[RECORDS PROVIDED]

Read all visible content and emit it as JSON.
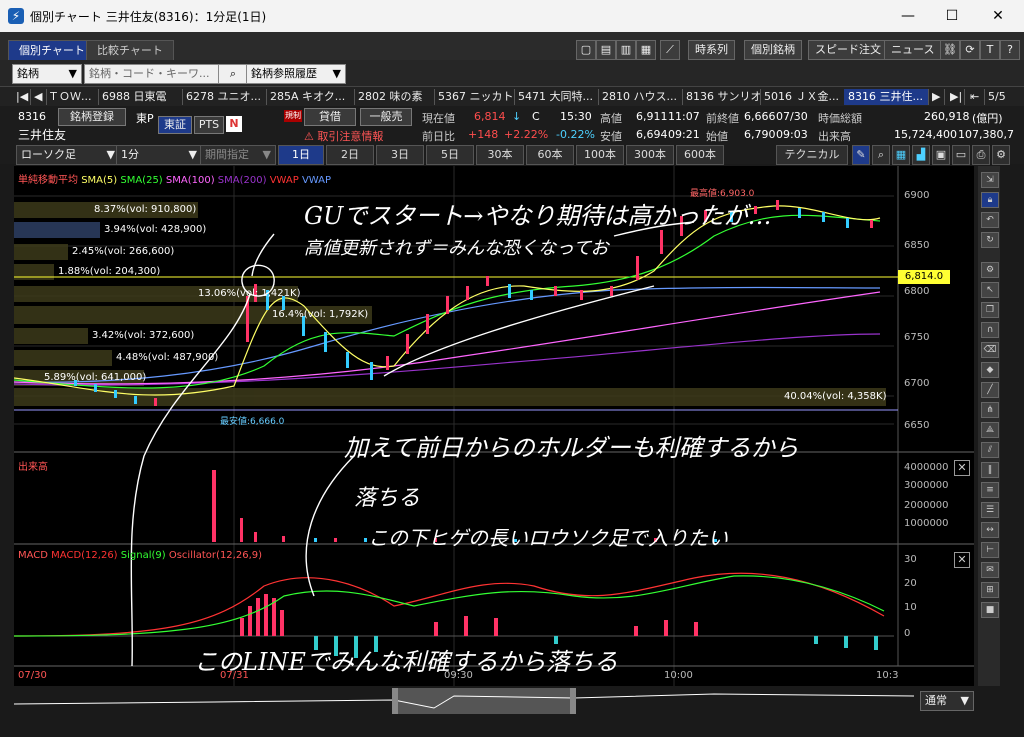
{
  "window": {
    "title": "個別チャート 三井住友(8316)：1分足(1日)",
    "icon_glyph": "⚡"
  },
  "tabs": [
    "個別チャート",
    "比較チャート"
  ],
  "top_buttons": [
    "時系列",
    "個別銘柄",
    "スピード注文",
    "ニュース"
  ],
  "row2": {
    "mode": "銘柄",
    "search_placeholder": "銘柄・コード・キーワ...",
    "history": "銘柄参照履歴"
  },
  "quick_items": [
    "ＴＯＷ...",
    "6988 日東電",
    "6278 ユニオ...",
    "285A キオク...",
    "2802 味の素",
    "5367 ニッカトー",
    "5471 大同特...",
    "2810 ハウス...",
    "8136 サンリオ",
    "5016 ＪＸ金...",
    "8316 三井住..."
  ],
  "quick_page": "5/5",
  "stock": {
    "code": "8316",
    "name": "三井住友",
    "register": "銘柄登録",
    "market": "東P",
    "exchange": "東証",
    "pts": "PTS",
    "lend": "貸借",
    "general": "一般売",
    "warn_badge": "規制",
    "warn": "取引注意情報",
    "current_label": "現在値",
    "current": "6,814",
    "current_arrow": "↓",
    "current_flag": "C",
    "current_time": "15:30",
    "prev_label": "前日比",
    "change": "+148",
    "change_pct": "+2.22%",
    "change2": "-0.22%",
    "high_label": "高値",
    "high": "6,911",
    "high_time": "11:07",
    "low_label": "安値",
    "low": "6,694",
    "low_time": "09:21",
    "prevclose_label": "前終値",
    "prevclose": "6,666",
    "prevclose_date": "07/30",
    "open_label": "始値",
    "open": "6,790",
    "open_time": "09:03",
    "mcap_label": "時価総額",
    "mcap": "260,918",
    "mcap_unit": "(億円)",
    "volume_label": "出来高",
    "volume": "15,724,400",
    "volume2": "107,380,7"
  },
  "toolrow": {
    "chart_type": "ローソク足",
    "interval": "1分",
    "period": "期間指定",
    "periods": [
      "1日",
      "2日",
      "3日",
      "5日",
      "30本",
      "60本",
      "100本",
      "300本",
      "600本"
    ],
    "technical": "テクニカル"
  },
  "legend": {
    "label": "単純移動平均",
    "items": [
      {
        "t": "SMA(5)",
        "c": "#ffff66"
      },
      {
        "t": "SMA(25)",
        "c": "#33ff33"
      },
      {
        "t": "SMA(100)",
        "c": "#ff66ff"
      },
      {
        "t": "SMA(200)",
        "c": "#9933cc"
      },
      {
        "t": "VWAP",
        "c": "#ff3333"
      },
      {
        "t": "VWAP",
        "c": "#6699ff"
      }
    ]
  },
  "volume_profile": [
    "8.37%(vol: 910,800)",
    "3.94%(vol: 428,900)",
    "2.45%(vol: 266,600)",
    "1.88%(vol: 204,300)",
    "13.06%(vol: 1,421K)",
    "16.4%(vol: 1,792K)",
    "3.42%(vol: 372,600)",
    "4.48%(vol: 487,900)",
    "5.89%(vol: 641,000)",
    "40.04%(vol: 4,358K)"
  ],
  "price_axis": [
    "6900",
    "6850",
    "6800",
    "6750",
    "6700",
    "6650"
  ],
  "current_price_tag": "6,814.0",
  "high_label": "最高値:6,903.0",
  "low_label": "最安値:6,666.0",
  "vol_title": "出来高",
  "vol_axis": [
    "4000000",
    "3000000",
    "2000000",
    "1000000"
  ],
  "macd": {
    "label": "MACD",
    "macd": "MACD(12,26)",
    "signal": "Signal(9)",
    "osc": "Oscillator(12,26,9)",
    "axis": [
      "30",
      "20",
      "10",
      "0"
    ]
  },
  "time_axis": [
    "07/30",
    "07/31",
    "09:30",
    "10:00",
    "10:3"
  ],
  "bottom_mode": "通常",
  "notes": [
    "GUでスタート→やなり期待は高かったが…",
    "高値更新されず＝みんな恐くなってお",
    "加えて前日からのホルダーも利確するから",
    "落ちる",
    "この下ヒゲの長いロウソク足で入りたい",
    "このLINEでみんな利確するから落ちる"
  ]
}
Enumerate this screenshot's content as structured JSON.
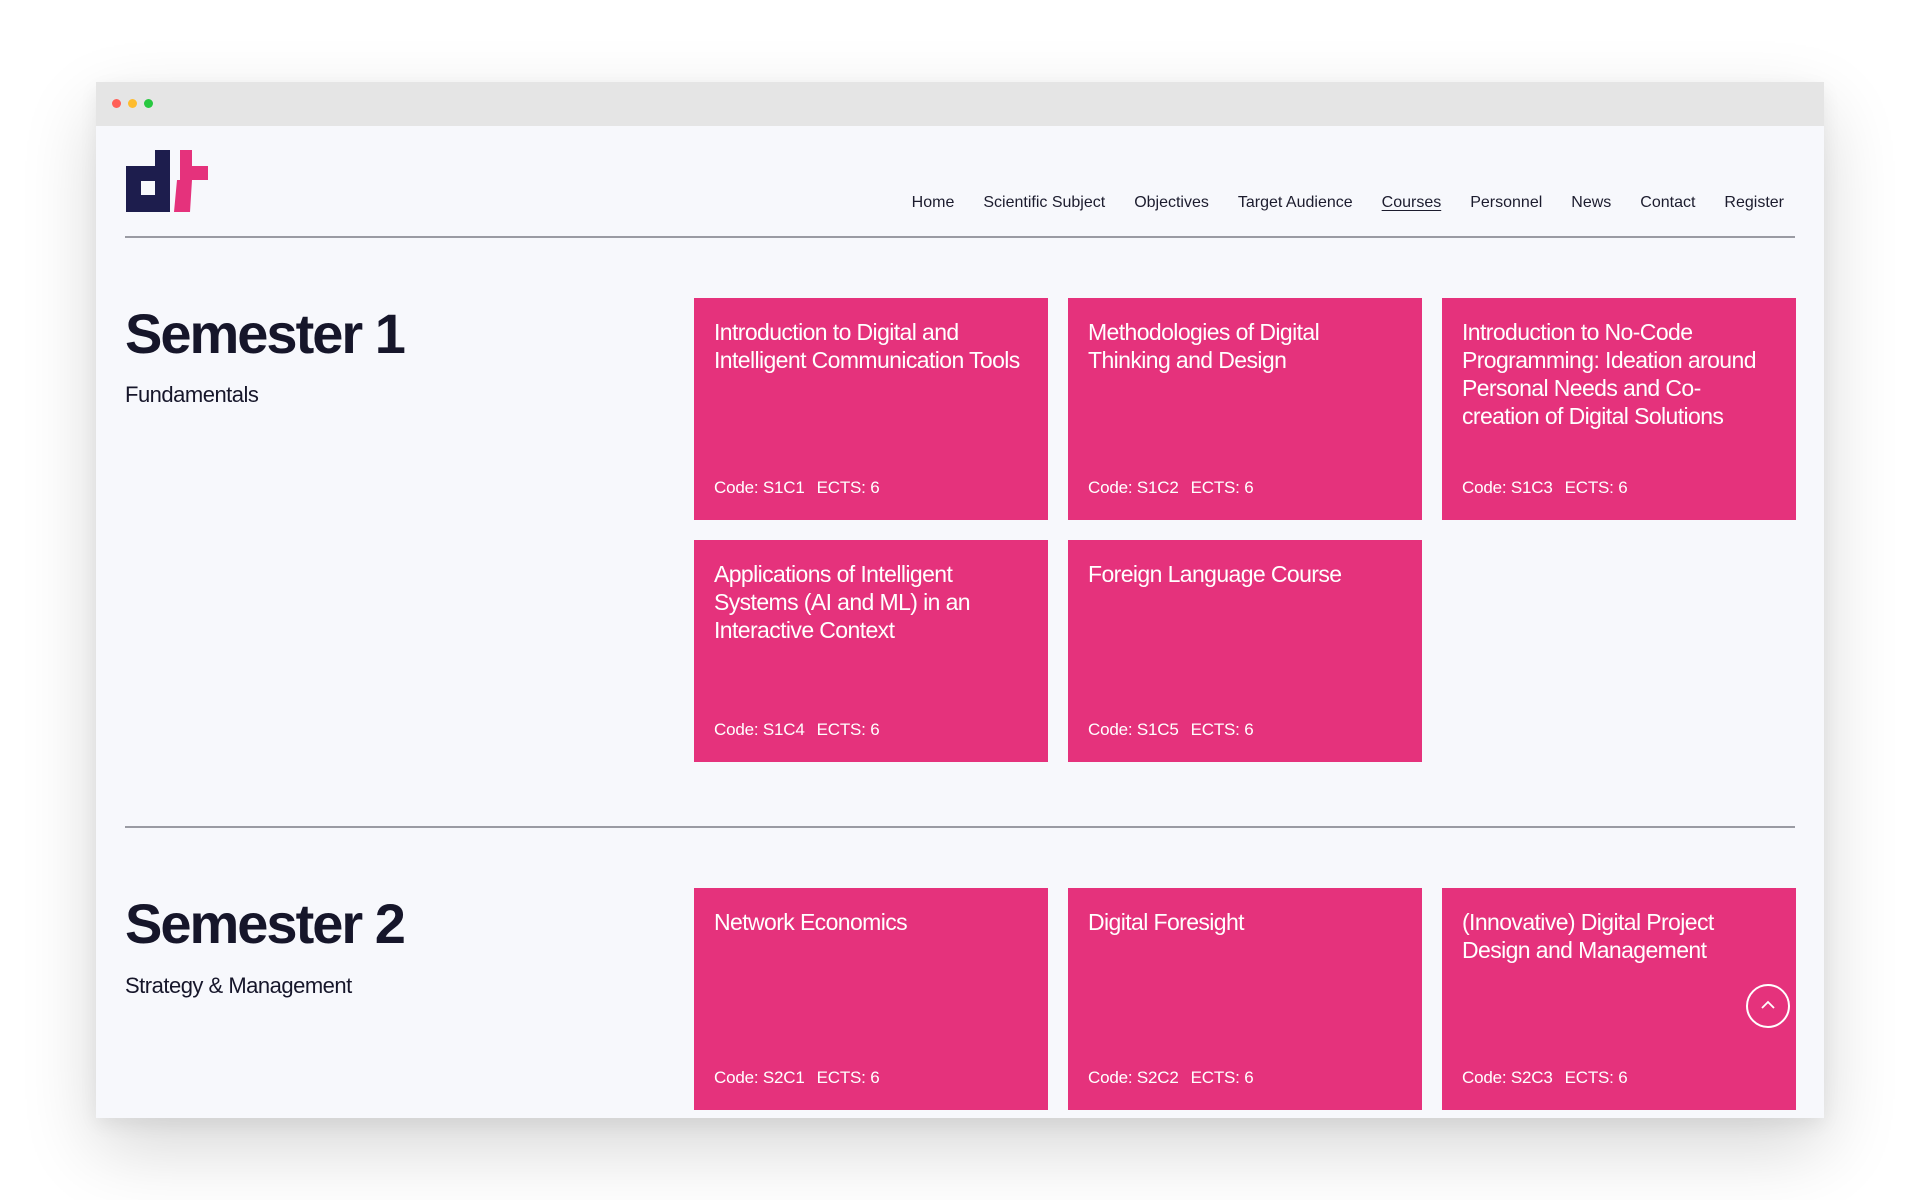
{
  "nav": {
    "items": [
      {
        "label": "Home"
      },
      {
        "label": "Scientific Subject"
      },
      {
        "label": "Objectives"
      },
      {
        "label": "Target Audience"
      },
      {
        "label": "Courses"
      },
      {
        "label": "Personnel"
      },
      {
        "label": "News"
      },
      {
        "label": "Contact"
      },
      {
        "label": "Register"
      }
    ],
    "active": "Courses"
  },
  "semesters": [
    {
      "title": "Semester 1",
      "subtitle": "Fundamentals",
      "courses": [
        {
          "title": "Introduction to Digital and Intelligent Communication Tools",
          "code": "Code: S1C1",
          "ects": "ECTS: 6"
        },
        {
          "title": "Methodologies of Digital Thinking and Design",
          "code": "Code: S1C2",
          "ects": "ECTS: 6"
        },
        {
          "title": "Introduction to No-Code Programming: Ideation around Personal Needs and Co-creation of Digital Solutions",
          "code": "Code: S1C3",
          "ects": "ECTS: 6"
        },
        {
          "title": "Applications of Intelligent Systems (AI and ML) in an Interactive Context",
          "code": "Code: S1C4",
          "ects": "ECTS: 6"
        },
        {
          "title": "Foreign Language Course",
          "code": "Code: S1C5",
          "ects": "ECTS: 6"
        }
      ]
    },
    {
      "title": "Semester 2",
      "subtitle": "Strategy & Management",
      "courses": [
        {
          "title": "Network Economics",
          "code": "Code: S2C1",
          "ects": "ECTS: 6"
        },
        {
          "title": "Digital Foresight",
          "code": "Code: S2C2",
          "ects": "ECTS: 6"
        },
        {
          "title": "(Innovative) Digital Project Design and Management",
          "code": "Code: S2C3",
          "ects": "ECTS: 6"
        }
      ]
    }
  ],
  "colors": {
    "accent": "#e5327c",
    "logo_dark": "#1d1d4d",
    "text": "#16162a",
    "page_bg": "#f7f8fc"
  },
  "icons": {
    "logo": "dt-logo",
    "scroll_top": "chevron-up-icon"
  }
}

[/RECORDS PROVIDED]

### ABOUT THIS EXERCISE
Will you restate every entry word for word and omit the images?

### EXERCISE RESULT
Read all visible content and emit it as JSON.
{
  "window": {
    "title": "個別チャート 三井住友(8316)：1分足(1日)",
    "icon_glyph": "⚡"
  },
  "tabs": [
    "個別チャート",
    "比較チャート"
  ],
  "top_buttons": [
    "時系列",
    "個別銘柄",
    "スピード注文",
    "ニュース"
  ],
  "row2": {
    "mode": "銘柄",
    "search_placeholder": "銘柄・コード・キーワ...",
    "history": "銘柄参照履歴"
  },
  "quick_items": [
    "ＴＯＷ...",
    "6988 日東電",
    "6278 ユニオ...",
    "285A キオク...",
    "2802 味の素",
    "5367 ニッカトー",
    "5471 大同特...",
    "2810 ハウス...",
    "8136 サンリオ",
    "5016 ＪＸ金...",
    "8316 三井住..."
  ],
  "quick_page": "5/5",
  "stock": {
    "code": "8316",
    "name": "三井住友",
    "register": "銘柄登録",
    "market": "東P",
    "exchange": "東証",
    "pts": "PTS",
    "lend": "貸借",
    "general": "一般売",
    "warn_badge": "規制",
    "warn": "取引注意情報",
    "current_label": "現在値",
    "current": "6,814",
    "current_arrow": "↓",
    "current_flag": "C",
    "current_time": "15:30",
    "prev_label": "前日比",
    "change": "+148",
    "change_pct": "+2.22%",
    "change2": "-0.22%",
    "high_label": "高値",
    "high": "6,911",
    "high_time": "11:07",
    "low_label": "安値",
    "low": "6,694",
    "low_time": "09:21",
    "prevclose_label": "前終値",
    "prevclose": "6,666",
    "prevclose_date": "07/30",
    "open_label": "始値",
    "open": "6,790",
    "open_time": "09:03",
    "mcap_label": "時価総額",
    "mcap": "260,918",
    "mcap_unit": "(億円)",
    "volume_label": "出来高",
    "volume": "15,724,400",
    "volume2": "107,380,7"
  },
  "toolrow": {
    "chart_type": "ローソク足",
    "interval": "1分",
    "period": "期間指定",
    "periods": [
      "1日",
      "2日",
      "3日",
      "5日",
      "30本",
      "60本",
      "100本",
      "300本",
      "600本"
    ],
    "technical": "テクニカル"
  },
  "legend": {
    "label": "単純移動平均",
    "items": [
      {
        "t": "SMA(5)",
        "c": "#ffff66"
      },
      {
        "t": "SMA(25)",
        "c": "#33ff33"
      },
      {
        "t": "SMA(100)",
        "c": "#ff66ff"
      },
      {
        "t": "SMA(200)",
        "c": "#9933cc"
      },
      {
        "t": "VWAP",
        "c": "#ff3333"
      },
      {
        "t": "VWAP",
        "c": "#6699ff"
      }
    ]
  },
  "volume_profile": [
    "8.37%(vol: 910,800)",
    "3.94%(vol: 428,900)",
    "2.45%(vol: 266,600)",
    "1.88%(vol: 204,300)",
    "13.06%(vol: 1,421K)",
    "16.4%(vol: 1,792K)",
    "3.42%(vol: 372,600)",
    "4.48%(vol: 487,900)",
    "5.89%(vol: 641,000)",
    "40.04%(vol: 4,358K)"
  ],
  "price_axis": [
    "6900",
    "6850",
    "6800",
    "6750",
    "6700",
    "6650"
  ],
  "current_price_tag": "6,814.0",
  "high_label": "最高値:6,903.0",
  "low_label": "最安値:6,666.0",
  "vol_title": "出来高",
  "vol_axis": [
    "4000000",
    "3000000",
    "2000000",
    "1000000"
  ],
  "macd": {
    "label": "MACD",
    "macd": "MACD(12,26)",
    "signal": "Signal(9)",
    "osc": "Oscillator(12,26,9)",
    "axis": [
      "30",
      "20",
      "10",
      "0"
    ]
  },
  "time_axis": [
    "07/30",
    "07/31",
    "09:30",
    "10:00",
    "10:3"
  ],
  "bottom_mode": "通常",
  "notes": [
    "GUでスタート→やなり期待は高かったが…",
    "高値更新されず＝みんな恐くなってお",
    "加えて前日からのホルダーも利確するから",
    "落ちる",
    "この下ヒゲの長いロウソク足で入りたい",
    "このLINEでみんな利確するから落ちる"
  ]
}
Enumerate this screenshot's content as structured JSON.
{
  "nav": {
    "items": [
      {
        "label": "Home"
      },
      {
        "label": "Scientific Subject"
      },
      {
        "label": "Objectives"
      },
      {
        "label": "Target Audience"
      },
      {
        "label": "Courses"
      },
      {
        "label": "Personnel"
      },
      {
        "label": "News"
      },
      {
        "label": "Contact"
      },
      {
        "label": "Register"
      }
    ],
    "active": "Courses"
  },
  "semesters": [
    {
      "title": "Semester 1",
      "subtitle": "Fundamentals",
      "courses": [
        {
          "title": "Introduction to Digital and Intelligent Communication Tools",
          "code": "Code: S1C1",
          "ects": "ECTS: 6"
        },
        {
          "title": "Methodologies of Digital Thinking and Design",
          "code": "Code: S1C2",
          "ects": "ECTS: 6"
        },
        {
          "title": "Introduction to No-Code Programming: Ideation around Personal Needs and Co-creation of Digital Solutions",
          "code": "Code: S1C3",
          "ects": "ECTS: 6"
        },
        {
          "title": "Applications of Intelligent Systems (AI and ML) in an Interactive Context",
          "code": "Code: S1C4",
          "ects": "ECTS: 6"
        },
        {
          "title": "Foreign Language Course",
          "code": "Code: S1C5",
          "ects": "ECTS: 6"
        }
      ]
    },
    {
      "title": "Semester 2",
      "subtitle": "Strategy & Management",
      "courses": [
        {
          "title": "Network Economics",
          "code": "Code: S2C1",
          "ects": "ECTS: 6"
        },
        {
          "title": "Digital Foresight",
          "code": "Code: S2C2",
          "ects": "ECTS: 6"
        },
        {
          "title": "(Innovative) Digital Project Design and Management",
          "code": "Code: S2C3",
          "ects": "ECTS: 6"
        }
      ]
    }
  ],
  "colors": {
    "accent": "#e5327c",
    "logo_dark": "#1d1d4d",
    "text": "#16162a",
    "page_bg": "#f7f8fc"
  },
  "icons": {
    "logo": "dt-logo",
    "scroll_top": "chevron-up-icon"
  }
}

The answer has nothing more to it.